### Exercise objective
Go through the data and copy every line in which "Maximum" appears.

### Recorded information

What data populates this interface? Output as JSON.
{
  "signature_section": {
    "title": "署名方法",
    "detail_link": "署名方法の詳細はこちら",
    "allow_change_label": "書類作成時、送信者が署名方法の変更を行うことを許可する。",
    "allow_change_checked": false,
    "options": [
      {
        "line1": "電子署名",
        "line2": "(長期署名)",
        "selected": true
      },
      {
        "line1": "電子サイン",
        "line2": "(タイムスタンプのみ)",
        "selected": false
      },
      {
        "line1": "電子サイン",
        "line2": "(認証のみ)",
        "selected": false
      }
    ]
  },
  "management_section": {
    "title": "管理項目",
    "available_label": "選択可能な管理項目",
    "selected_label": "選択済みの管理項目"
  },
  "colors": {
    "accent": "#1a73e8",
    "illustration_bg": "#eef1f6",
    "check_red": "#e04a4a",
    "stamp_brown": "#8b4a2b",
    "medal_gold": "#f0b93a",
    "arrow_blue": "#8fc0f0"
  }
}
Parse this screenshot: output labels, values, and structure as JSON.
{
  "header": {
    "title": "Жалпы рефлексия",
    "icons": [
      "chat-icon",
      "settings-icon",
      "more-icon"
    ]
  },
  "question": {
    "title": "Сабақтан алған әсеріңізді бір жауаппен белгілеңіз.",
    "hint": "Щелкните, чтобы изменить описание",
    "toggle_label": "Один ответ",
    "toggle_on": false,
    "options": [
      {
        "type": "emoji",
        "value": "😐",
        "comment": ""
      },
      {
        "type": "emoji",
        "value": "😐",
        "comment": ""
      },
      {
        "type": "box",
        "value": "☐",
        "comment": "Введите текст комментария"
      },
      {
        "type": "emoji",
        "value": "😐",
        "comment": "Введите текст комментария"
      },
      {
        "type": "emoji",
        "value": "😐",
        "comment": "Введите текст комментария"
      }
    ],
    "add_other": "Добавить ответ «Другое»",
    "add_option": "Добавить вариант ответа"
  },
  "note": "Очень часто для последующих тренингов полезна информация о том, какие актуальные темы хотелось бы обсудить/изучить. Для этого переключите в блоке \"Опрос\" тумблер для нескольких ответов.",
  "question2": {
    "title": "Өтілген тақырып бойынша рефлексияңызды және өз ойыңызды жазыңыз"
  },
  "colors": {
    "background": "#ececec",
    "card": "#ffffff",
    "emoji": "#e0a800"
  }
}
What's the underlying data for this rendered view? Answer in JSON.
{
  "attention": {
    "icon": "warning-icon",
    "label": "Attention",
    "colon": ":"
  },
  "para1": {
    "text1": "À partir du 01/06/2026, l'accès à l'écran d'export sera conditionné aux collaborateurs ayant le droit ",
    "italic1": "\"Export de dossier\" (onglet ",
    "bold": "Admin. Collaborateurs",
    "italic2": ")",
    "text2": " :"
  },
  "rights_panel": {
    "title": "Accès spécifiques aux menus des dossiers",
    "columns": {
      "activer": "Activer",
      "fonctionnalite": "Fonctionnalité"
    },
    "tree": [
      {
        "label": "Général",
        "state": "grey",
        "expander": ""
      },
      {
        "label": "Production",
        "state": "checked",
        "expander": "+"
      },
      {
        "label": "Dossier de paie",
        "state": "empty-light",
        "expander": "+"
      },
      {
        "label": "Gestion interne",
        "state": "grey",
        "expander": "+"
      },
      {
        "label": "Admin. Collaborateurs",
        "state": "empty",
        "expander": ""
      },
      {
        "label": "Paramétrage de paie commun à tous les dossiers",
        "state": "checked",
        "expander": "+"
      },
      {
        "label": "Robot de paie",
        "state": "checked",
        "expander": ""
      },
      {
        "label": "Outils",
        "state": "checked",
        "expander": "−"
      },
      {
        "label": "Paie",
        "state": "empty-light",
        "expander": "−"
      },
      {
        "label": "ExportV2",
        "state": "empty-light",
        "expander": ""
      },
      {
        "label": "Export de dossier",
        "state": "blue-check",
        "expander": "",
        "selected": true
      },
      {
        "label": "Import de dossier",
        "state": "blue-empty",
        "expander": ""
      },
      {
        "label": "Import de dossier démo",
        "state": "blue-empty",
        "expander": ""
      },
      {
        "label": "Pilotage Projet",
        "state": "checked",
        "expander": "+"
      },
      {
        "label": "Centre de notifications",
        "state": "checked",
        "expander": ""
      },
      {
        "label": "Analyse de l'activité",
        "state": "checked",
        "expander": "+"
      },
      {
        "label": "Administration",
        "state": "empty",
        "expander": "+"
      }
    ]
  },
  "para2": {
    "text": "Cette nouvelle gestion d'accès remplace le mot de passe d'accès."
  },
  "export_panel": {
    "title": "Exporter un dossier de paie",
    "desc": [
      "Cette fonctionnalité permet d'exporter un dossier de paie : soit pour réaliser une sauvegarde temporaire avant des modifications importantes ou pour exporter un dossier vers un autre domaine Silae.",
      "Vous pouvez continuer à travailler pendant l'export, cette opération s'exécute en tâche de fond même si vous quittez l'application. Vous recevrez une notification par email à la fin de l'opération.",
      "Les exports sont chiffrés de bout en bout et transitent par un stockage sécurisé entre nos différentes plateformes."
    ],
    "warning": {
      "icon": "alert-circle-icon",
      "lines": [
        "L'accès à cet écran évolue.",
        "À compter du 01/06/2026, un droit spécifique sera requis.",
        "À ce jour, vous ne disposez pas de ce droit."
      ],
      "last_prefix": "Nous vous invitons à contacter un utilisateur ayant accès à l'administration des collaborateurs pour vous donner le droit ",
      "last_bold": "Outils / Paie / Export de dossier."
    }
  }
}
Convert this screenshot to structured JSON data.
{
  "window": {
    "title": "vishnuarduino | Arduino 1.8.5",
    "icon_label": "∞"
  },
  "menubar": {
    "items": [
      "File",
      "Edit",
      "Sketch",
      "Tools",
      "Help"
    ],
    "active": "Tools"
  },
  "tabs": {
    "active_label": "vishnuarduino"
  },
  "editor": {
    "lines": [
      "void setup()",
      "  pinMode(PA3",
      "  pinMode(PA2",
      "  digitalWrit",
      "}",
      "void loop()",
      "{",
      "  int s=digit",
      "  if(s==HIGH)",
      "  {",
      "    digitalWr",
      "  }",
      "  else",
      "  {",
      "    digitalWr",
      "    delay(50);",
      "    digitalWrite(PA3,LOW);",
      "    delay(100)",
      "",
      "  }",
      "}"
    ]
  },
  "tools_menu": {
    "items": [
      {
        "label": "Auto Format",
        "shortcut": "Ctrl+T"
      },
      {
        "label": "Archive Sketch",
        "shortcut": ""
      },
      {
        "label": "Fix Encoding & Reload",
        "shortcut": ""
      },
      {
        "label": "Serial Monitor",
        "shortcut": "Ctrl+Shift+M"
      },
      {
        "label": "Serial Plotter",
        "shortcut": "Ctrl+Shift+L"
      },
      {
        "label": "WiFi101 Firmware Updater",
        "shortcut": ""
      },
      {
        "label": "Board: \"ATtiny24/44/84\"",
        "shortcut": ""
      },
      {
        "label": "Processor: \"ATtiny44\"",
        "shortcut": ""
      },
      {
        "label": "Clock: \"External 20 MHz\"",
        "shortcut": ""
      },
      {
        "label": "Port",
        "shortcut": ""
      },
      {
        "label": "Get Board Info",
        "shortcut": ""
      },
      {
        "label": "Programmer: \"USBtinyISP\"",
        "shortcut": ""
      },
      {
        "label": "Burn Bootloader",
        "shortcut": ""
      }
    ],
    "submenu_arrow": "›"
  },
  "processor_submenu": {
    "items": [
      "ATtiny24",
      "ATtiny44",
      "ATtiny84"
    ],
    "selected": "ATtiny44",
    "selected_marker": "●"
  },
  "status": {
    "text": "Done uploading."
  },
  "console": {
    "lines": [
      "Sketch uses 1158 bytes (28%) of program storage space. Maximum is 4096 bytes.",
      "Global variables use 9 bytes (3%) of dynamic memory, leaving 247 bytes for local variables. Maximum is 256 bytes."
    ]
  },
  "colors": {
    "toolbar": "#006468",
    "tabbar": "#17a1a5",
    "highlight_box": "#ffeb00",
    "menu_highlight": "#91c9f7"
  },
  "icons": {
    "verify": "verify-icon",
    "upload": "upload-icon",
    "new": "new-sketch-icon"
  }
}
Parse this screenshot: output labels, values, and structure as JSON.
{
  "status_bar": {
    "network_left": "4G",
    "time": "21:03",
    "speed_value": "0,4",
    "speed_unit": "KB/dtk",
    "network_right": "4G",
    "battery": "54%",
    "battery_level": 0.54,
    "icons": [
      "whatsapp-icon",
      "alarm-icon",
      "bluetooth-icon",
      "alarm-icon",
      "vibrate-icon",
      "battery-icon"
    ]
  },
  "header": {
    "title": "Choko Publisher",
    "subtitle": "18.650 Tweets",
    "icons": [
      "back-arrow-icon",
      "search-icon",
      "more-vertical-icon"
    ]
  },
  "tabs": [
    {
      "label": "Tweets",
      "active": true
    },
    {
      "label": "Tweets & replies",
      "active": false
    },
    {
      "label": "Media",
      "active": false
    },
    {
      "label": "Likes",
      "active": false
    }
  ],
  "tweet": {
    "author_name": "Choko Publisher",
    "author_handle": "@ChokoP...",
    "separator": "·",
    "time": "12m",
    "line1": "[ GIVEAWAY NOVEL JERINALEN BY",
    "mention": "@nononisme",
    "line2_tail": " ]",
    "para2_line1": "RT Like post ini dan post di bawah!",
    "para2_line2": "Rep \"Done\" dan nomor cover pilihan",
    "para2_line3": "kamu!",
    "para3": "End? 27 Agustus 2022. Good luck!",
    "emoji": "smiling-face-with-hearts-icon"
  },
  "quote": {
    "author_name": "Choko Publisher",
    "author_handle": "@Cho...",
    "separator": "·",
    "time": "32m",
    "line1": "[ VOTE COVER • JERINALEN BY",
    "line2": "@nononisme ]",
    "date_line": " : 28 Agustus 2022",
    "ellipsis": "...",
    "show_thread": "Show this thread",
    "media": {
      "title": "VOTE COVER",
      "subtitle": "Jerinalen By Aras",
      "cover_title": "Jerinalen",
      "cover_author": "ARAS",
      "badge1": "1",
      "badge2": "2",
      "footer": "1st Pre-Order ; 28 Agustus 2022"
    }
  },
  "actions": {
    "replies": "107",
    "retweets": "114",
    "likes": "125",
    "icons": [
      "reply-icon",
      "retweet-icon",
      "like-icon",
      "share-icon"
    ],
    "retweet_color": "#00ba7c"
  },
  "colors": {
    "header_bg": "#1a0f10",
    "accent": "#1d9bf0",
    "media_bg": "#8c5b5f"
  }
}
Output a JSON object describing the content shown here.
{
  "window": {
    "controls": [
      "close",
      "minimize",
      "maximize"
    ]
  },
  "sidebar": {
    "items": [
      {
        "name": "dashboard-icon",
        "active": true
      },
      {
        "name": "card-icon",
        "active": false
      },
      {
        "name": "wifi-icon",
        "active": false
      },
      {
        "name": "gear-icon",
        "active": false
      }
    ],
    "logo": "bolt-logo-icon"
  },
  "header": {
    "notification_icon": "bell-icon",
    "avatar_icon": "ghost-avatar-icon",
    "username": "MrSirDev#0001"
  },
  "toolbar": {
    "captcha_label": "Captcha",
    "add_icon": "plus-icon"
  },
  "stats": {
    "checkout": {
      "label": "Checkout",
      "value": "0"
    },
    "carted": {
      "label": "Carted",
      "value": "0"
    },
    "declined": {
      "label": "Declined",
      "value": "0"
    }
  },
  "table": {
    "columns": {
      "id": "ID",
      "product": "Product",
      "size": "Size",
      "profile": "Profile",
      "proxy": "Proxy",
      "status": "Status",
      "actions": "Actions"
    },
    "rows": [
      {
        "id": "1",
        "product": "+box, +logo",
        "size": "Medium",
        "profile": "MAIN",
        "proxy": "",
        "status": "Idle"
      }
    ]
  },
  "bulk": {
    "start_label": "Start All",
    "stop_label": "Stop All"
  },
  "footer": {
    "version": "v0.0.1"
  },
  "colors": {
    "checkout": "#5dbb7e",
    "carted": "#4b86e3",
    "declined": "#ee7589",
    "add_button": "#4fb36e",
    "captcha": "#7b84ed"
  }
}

### Result
      "Sketch uses 1158 bytes (28%) of program storage space. Maximum is 4096 bytes.",
      "Global variables use 9 bytes (3%) of dynamic memory, leaving 247 bytes for local variables. Maximum is 256 bytes."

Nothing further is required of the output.